• Exercise objective
Copy the data that follows exactly as it is, excluding all pictures.

Stored items
=-=-=-=-=

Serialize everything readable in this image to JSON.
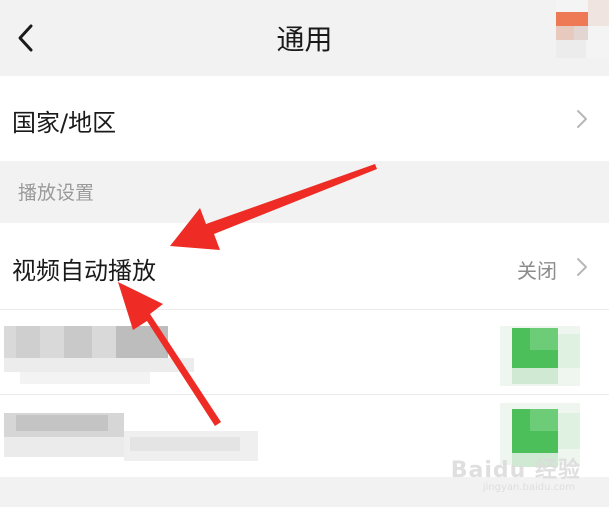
{
  "header": {
    "title": "通用",
    "back_icon": "chevron-left-icon"
  },
  "rows": {
    "region_label": "国家/地区",
    "section_title": "播放设置",
    "autoplay_label": "视频自动播放",
    "autoplay_value": "关闭"
  },
  "watermark": {
    "brand": "Baidu 经验",
    "url": "jingyan.baidu.com"
  },
  "colors": {
    "background": "#f2f2f2",
    "row_bg": "#ffffff",
    "arrow": "#ee2b24",
    "toggle_green": "#4cbf5a"
  }
}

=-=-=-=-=

• Problem solution
Serialize everything readable in this image to JSON.
{
  "header": {
    "title": "通用",
    "back_icon": "chevron-left-icon"
  },
  "rows": {
    "region_label": "国家/地区",
    "section_title": "播放设置",
    "autoplay_label": "视频自动播放",
    "autoplay_value": "关闭"
  },
  "watermark": {
    "brand": "Baidu 经验",
    "url": "jingyan.baidu.com"
  },
  "colors": {
    "background": "#f2f2f2",
    "row_bg": "#ffffff",
    "arrow": "#ee2b24",
    "toggle_green": "#4cbf5a"
  }
}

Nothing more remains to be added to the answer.